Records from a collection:

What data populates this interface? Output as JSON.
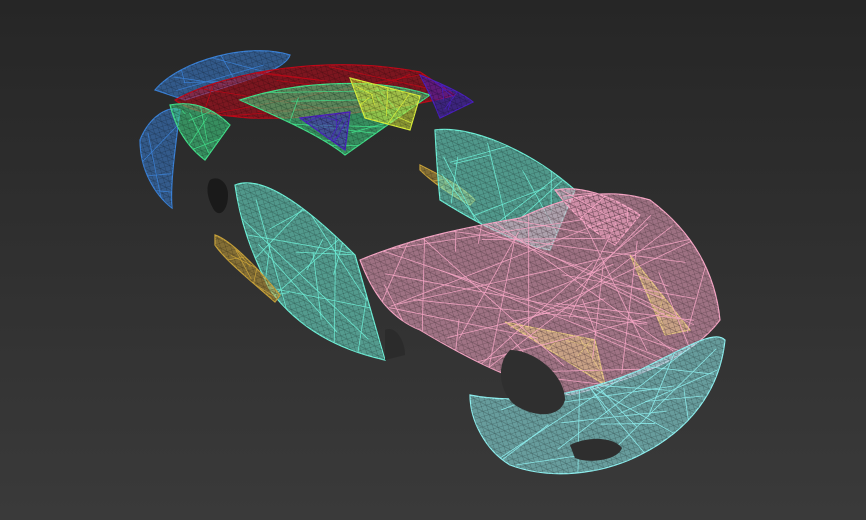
{
  "viewport": {
    "background_top": "#262626",
    "background_bottom": "#3a3a3a"
  },
  "model": {
    "type": "car-body-wireframe",
    "panel_colors": {
      "hood": "#f7a7c6",
      "front_bumper": "#8ff0f0",
      "side_panel_left": "#6ff0d8",
      "right_front_fender": "#6ff0d8",
      "roof_frame": "#42e08a",
      "rear_spoiler": "#3b82d8",
      "tail_section": "#c00818",
      "rear_quarter": "#4a1fbf",
      "mirror": "#d9ee3a",
      "sill": "#c8a23a"
    }
  }
}
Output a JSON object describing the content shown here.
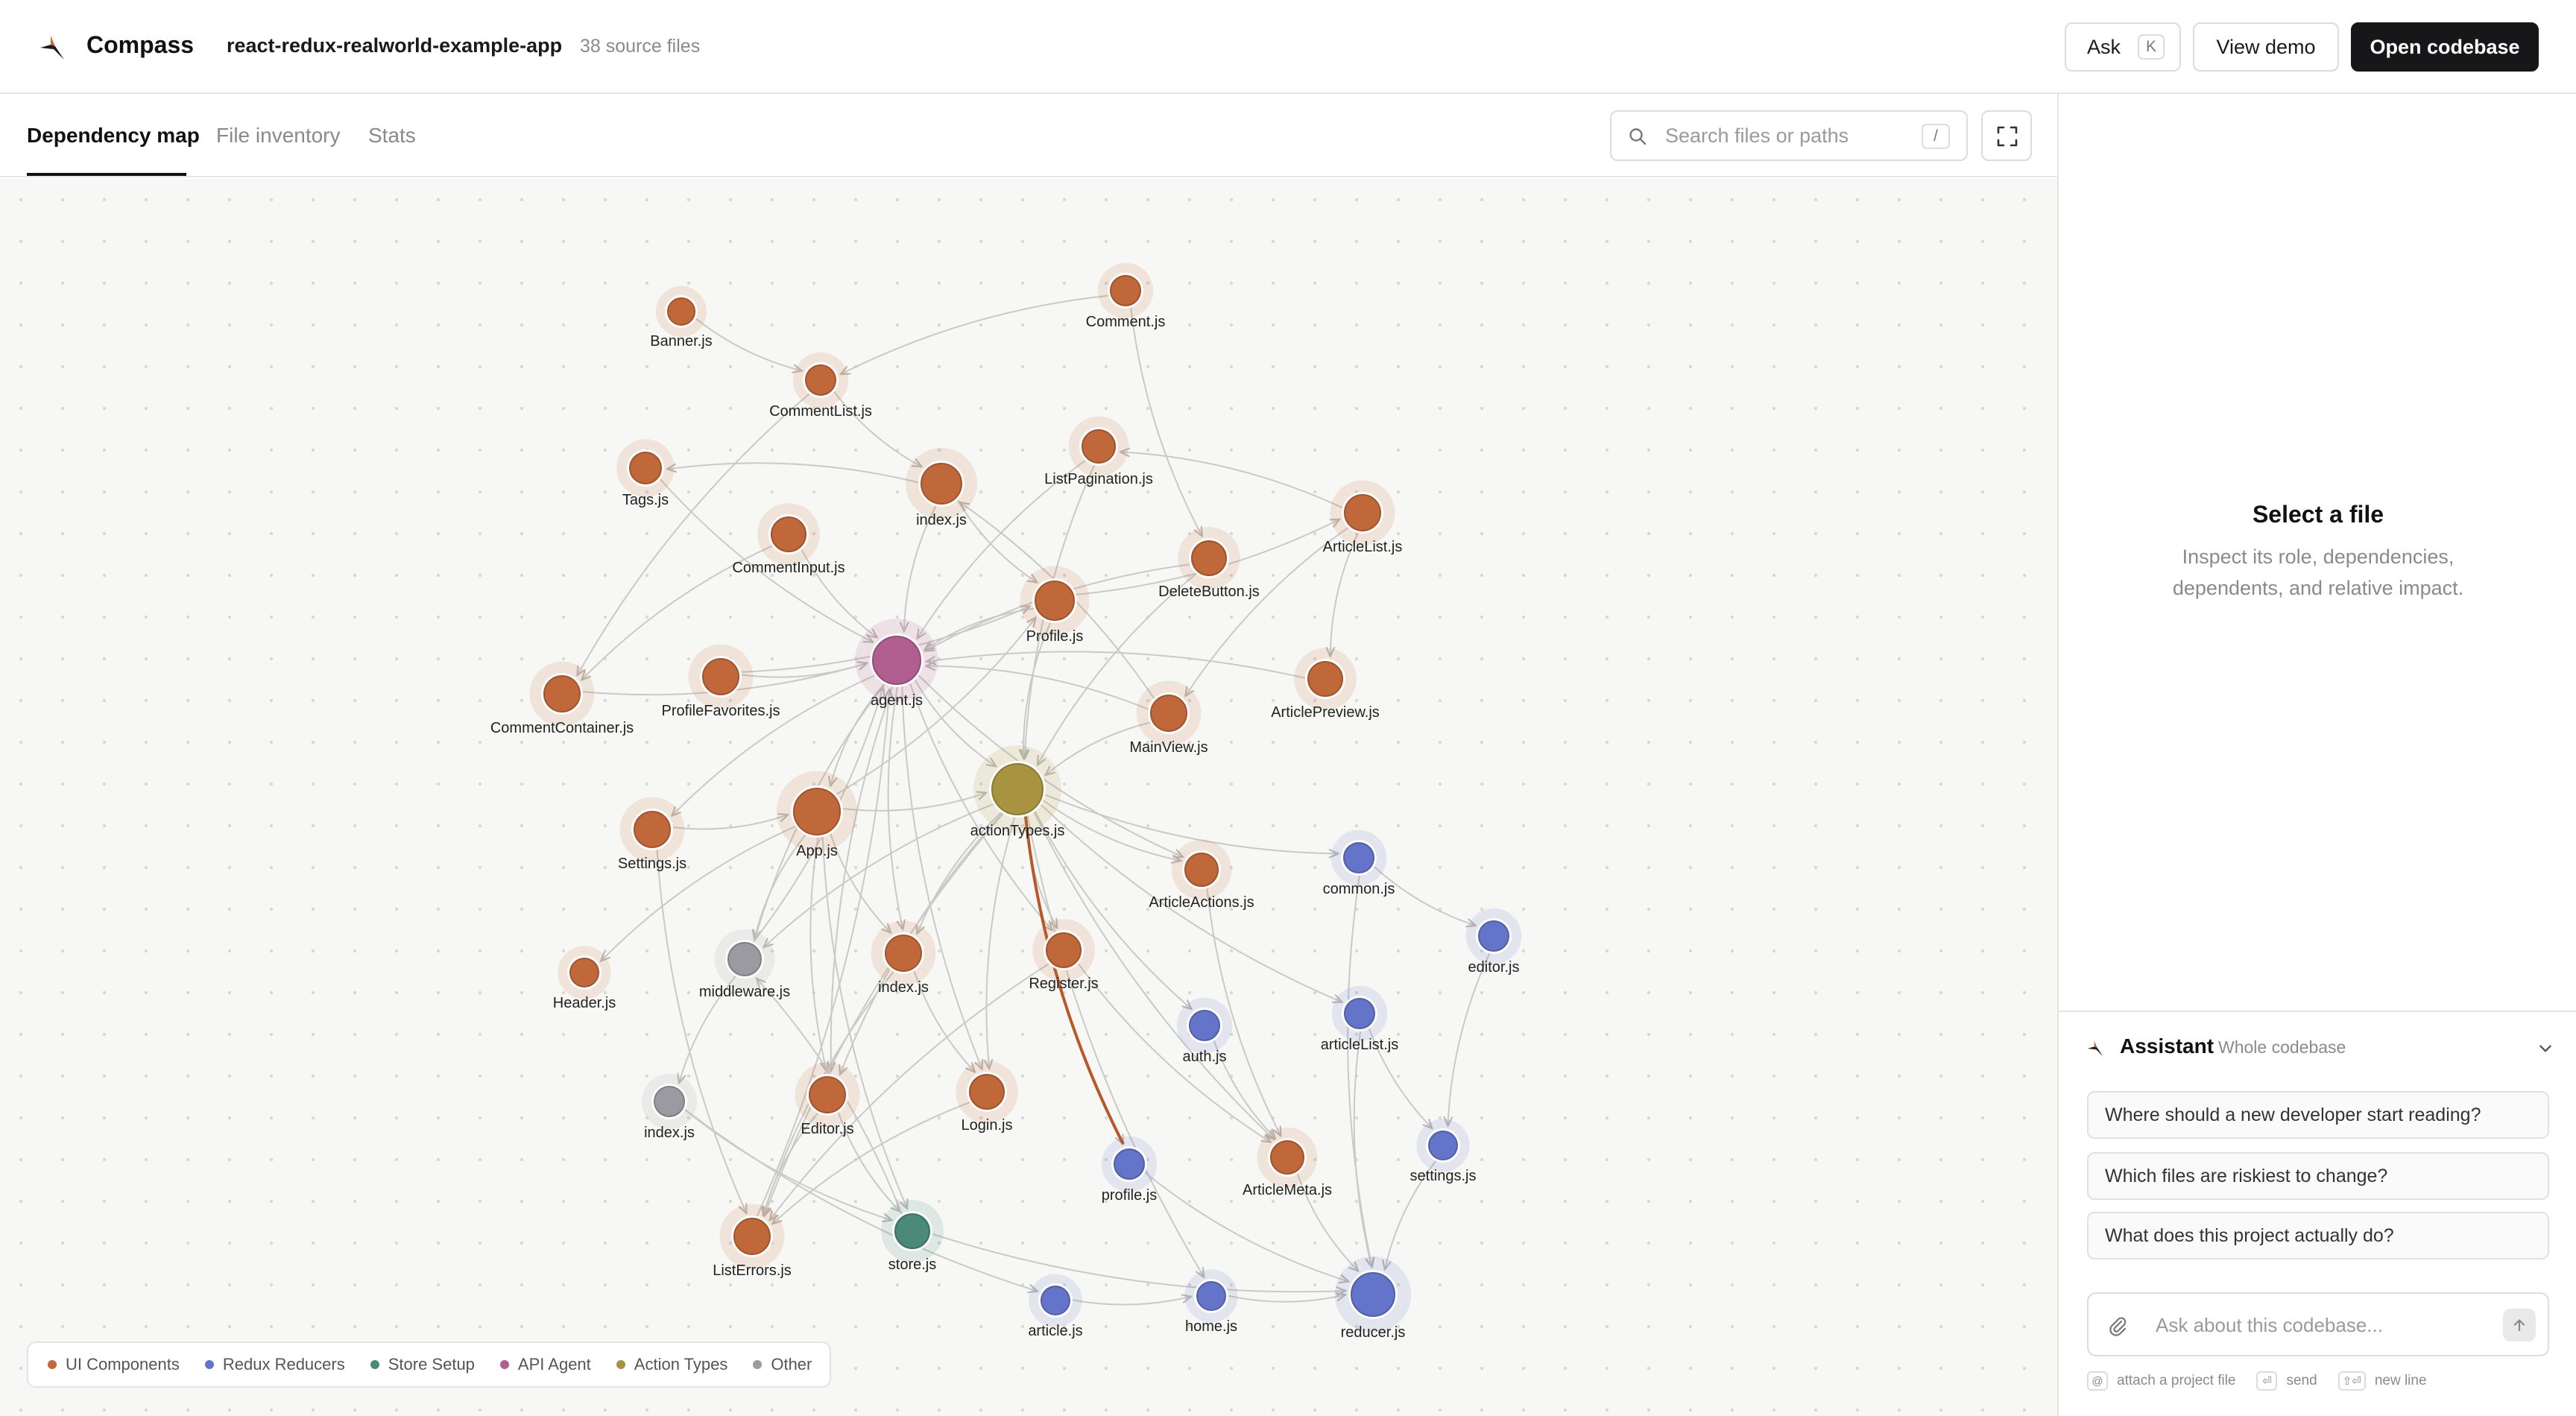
{
  "app": {
    "name": "Compass",
    "repo": "react-redux-realworld-example-app",
    "file_count": "38 source files"
  },
  "toolbar": {
    "ask_label": "Ask",
    "ask_shortcut": "K",
    "demo_label": "View demo",
    "open_label": "Open codebase"
  },
  "tabs": [
    {
      "label": "Dependency map",
      "active": true
    },
    {
      "label": "File inventory"
    },
    {
      "label": "Stats"
    }
  ],
  "search": {
    "placeholder": "Search files or paths",
    "shortcut": "/"
  },
  "colors": {
    "ui": "#c0683a",
    "reducer": "#6474c8",
    "store": "#4a8a76",
    "agent": "#b05f90",
    "action": "#a89440",
    "other": "#9a9aa0",
    "edge": "#c9c9c6",
    "highlight": "#b8582a"
  },
  "legend": [
    {
      "label": "UI Components",
      "color": "#c0683a"
    },
    {
      "label": "Redux Reducers",
      "color": "#6474c8"
    },
    {
      "label": "Store Setup",
      "color": "#4a8a76"
    },
    {
      "label": "API Agent",
      "color": "#b05f90"
    },
    {
      "label": "Action Types",
      "color": "#a89440"
    },
    {
      "label": "Other",
      "color": "#9a9aa0"
    }
  ],
  "graph": {
    "nodes": [
      {
        "id": "banner",
        "label": "Banner.js",
        "group": "ui"
      },
      {
        "id": "comment",
        "label": "Comment.js",
        "group": "ui"
      },
      {
        "id": "commentlist",
        "label": "CommentList.js",
        "group": "ui"
      },
      {
        "id": "tags",
        "label": "Tags.js",
        "group": "ui"
      },
      {
        "id": "index1",
        "label": "index.js",
        "group": "ui"
      },
      {
        "id": "listpag",
        "label": "ListPagination.js",
        "group": "ui"
      },
      {
        "id": "commentinput",
        "label": "CommentInput.js",
        "group": "ui"
      },
      {
        "id": "articlelist",
        "label": "ArticleList.js",
        "group": "ui"
      },
      {
        "id": "deletebtn",
        "label": "DeleteButton.js",
        "group": "ui"
      },
      {
        "id": "profile",
        "label": "Profile.js",
        "group": "ui"
      },
      {
        "id": "commentcont",
        "label": "CommentContainer.js",
        "group": "ui"
      },
      {
        "id": "proffav",
        "label": "ProfileFavorites.js",
        "group": "ui"
      },
      {
        "id": "agent",
        "label": "agent.js",
        "group": "agent"
      },
      {
        "id": "articleprev",
        "label": "ArticlePreview.js",
        "group": "ui"
      },
      {
        "id": "mainview",
        "label": "MainView.js",
        "group": "ui"
      },
      {
        "id": "actiontypes",
        "label": "actionTypes.js",
        "group": "action"
      },
      {
        "id": "settingsui",
        "label": "Settings.js",
        "group": "ui"
      },
      {
        "id": "app",
        "label": "App.js",
        "group": "ui"
      },
      {
        "id": "articleactions",
        "label": "ArticleActions.js",
        "group": "ui"
      },
      {
        "id": "common",
        "label": "common.js",
        "group": "reducer"
      },
      {
        "id": "editorred",
        "label": "editor.js",
        "group": "reducer"
      },
      {
        "id": "header",
        "label": "Header.js",
        "group": "ui"
      },
      {
        "id": "middleware",
        "label": "middleware.js",
        "group": "other"
      },
      {
        "id": "index2",
        "label": "index.js",
        "group": "ui"
      },
      {
        "id": "register",
        "label": "Register.js",
        "group": "ui"
      },
      {
        "id": "auth",
        "label": "auth.js",
        "group": "reducer"
      },
      {
        "id": "articlelistred",
        "label": "articleList.js",
        "group": "reducer"
      },
      {
        "id": "index3",
        "label": "index.js",
        "group": "other"
      },
      {
        "id": "editor",
        "label": "Editor.js",
        "group": "ui"
      },
      {
        "id": "login",
        "label": "Login.js",
        "group": "ui"
      },
      {
        "id": "settingsred",
        "label": "settings.js",
        "group": "reducer"
      },
      {
        "id": "profilered",
        "label": "profile.js",
        "group": "reducer"
      },
      {
        "id": "articlemeta",
        "label": "ArticleMeta.js",
        "group": "ui"
      },
      {
        "id": "listerrors",
        "label": "ListErrors.js",
        "group": "ui"
      },
      {
        "id": "store",
        "label": "store.js",
        "group": "store"
      },
      {
        "id": "article",
        "label": "article.js",
        "group": "reducer"
      },
      {
        "id": "home",
        "label": "home.js",
        "group": "reducer"
      },
      {
        "id": "reducer",
        "label": "reducer.js",
        "group": "reducer"
      }
    ],
    "edges": [
      [
        "banner",
        "commentlist"
      ],
      [
        "comment",
        "commentlist"
      ],
      [
        "comment",
        "deletebtn"
      ],
      [
        "commentlist",
        "index1"
      ],
      [
        "commentlist",
        "commentcont"
      ],
      [
        "index1",
        "tags"
      ],
      [
        "index1",
        "agent"
      ],
      [
        "index1",
        "profile"
      ],
      [
        "tags",
        "agent"
      ],
      [
        "commentinput",
        "agent"
      ],
      [
        "commentinput",
        "commentcont"
      ],
      [
        "listpag",
        "agent"
      ],
      [
        "listpag",
        "actiontypes"
      ],
      [
        "articlelist",
        "listpag"
      ],
      [
        "articlelist",
        "articleprev"
      ],
      [
        "articlelist",
        "mainview"
      ],
      [
        "deletebtn",
        "agent"
      ],
      [
        "deletebtn",
        "actiontypes"
      ],
      [
        "profile",
        "agent"
      ],
      [
        "profile",
        "actiontypes"
      ],
      [
        "profile",
        "articlelist"
      ],
      [
        "proffav",
        "agent"
      ],
      [
        "proffav",
        "profile"
      ],
      [
        "commentcont",
        "agent"
      ],
      [
        "articleprev",
        "agent"
      ],
      [
        "mainview",
        "agent"
      ],
      [
        "mainview",
        "actiontypes"
      ],
      [
        "mainview",
        "index1"
      ],
      [
        "agent",
        "app"
      ],
      [
        "agent",
        "actiontypes"
      ],
      [
        "agent",
        "editor"
      ],
      [
        "agent",
        "login"
      ],
      [
        "agent",
        "register"
      ],
      [
        "agent",
        "index2"
      ],
      [
        "agent",
        "settingsui"
      ],
      [
        "agent",
        "middleware"
      ],
      [
        "agent",
        "articleactions"
      ],
      [
        "settingsui",
        "app"
      ],
      [
        "settingsui",
        "listerrors"
      ],
      [
        "app",
        "actiontypes"
      ],
      [
        "app",
        "header"
      ],
      [
        "app",
        "middleware"
      ],
      [
        "app",
        "index2"
      ],
      [
        "app",
        "editor"
      ],
      [
        "app",
        "store"
      ],
      [
        "app",
        "profile"
      ],
      [
        "actiontypes",
        "articleactions"
      ],
      [
        "actiontypes",
        "common"
      ],
      [
        "actiontypes",
        "register"
      ],
      [
        "actiontypes",
        "index2"
      ],
      [
        "actiontypes",
        "login"
      ],
      [
        "actiontypes",
        "editor"
      ],
      [
        "actiontypes",
        "auth"
      ],
      [
        "actiontypes",
        "articlelistred"
      ],
      [
        "actiontypes",
        "profilered"
      ],
      [
        "actiontypes",
        "home"
      ],
      [
        "actiontypes",
        "articlemeta"
      ],
      [
        "actiontypes",
        "middleware"
      ],
      [
        "actiontypes",
        "listerrors"
      ],
      [
        "articleactions",
        "articlemeta"
      ],
      [
        "common",
        "editorred"
      ],
      [
        "common",
        "reducer"
      ],
      [
        "editorred",
        "settingsred"
      ],
      [
        "middleware",
        "index3"
      ],
      [
        "middleware",
        "agent"
      ],
      [
        "index2",
        "login"
      ],
      [
        "index2",
        "listerrors"
      ],
      [
        "register",
        "listerrors"
      ],
      [
        "register",
        "articlemeta"
      ],
      [
        "auth",
        "articlemeta"
      ],
      [
        "articlelistred",
        "reducer"
      ],
      [
        "articlelistred",
        "settingsred"
      ],
      [
        "index3",
        "store"
      ],
      [
        "index3",
        "article"
      ],
      [
        "editor",
        "listerrors"
      ],
      [
        "editor",
        "store"
      ],
      [
        "login",
        "listerrors"
      ],
      [
        "settingsred",
        "reducer"
      ],
      [
        "profilered",
        "reducer"
      ],
      [
        "articlemeta",
        "reducer"
      ],
      [
        "store",
        "reducer"
      ],
      [
        "store",
        "middleware"
      ],
      [
        "article",
        "home"
      ],
      [
        "home",
        "reducer"
      ],
      [
        "listerrors",
        "agent"
      ]
    ],
    "highlight_edge": [
      "actiontypes",
      "profilered"
    ]
  },
  "details": {
    "title": "Select a file",
    "description": "Inspect its role, dependencies, dependents, and relative impact."
  },
  "assistant": {
    "title": "Assistant",
    "scope": "Whole codebase",
    "suggestions": [
      "Where should a new developer start reading?",
      "Which files are riskiest to change?",
      "What does this project actually do?"
    ],
    "input_placeholder": "Ask about this codebase...",
    "hints": [
      {
        "key": "@",
        "label": "attach a project file"
      },
      {
        "key": "⏎",
        "label": "send"
      },
      {
        "key": "⇧⏎",
        "label": "new line"
      }
    ]
  }
}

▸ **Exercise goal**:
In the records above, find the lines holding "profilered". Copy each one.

▸ **Written response**:
        "id": "profilered",
        "profilered"
        "profilered",
      "profilered"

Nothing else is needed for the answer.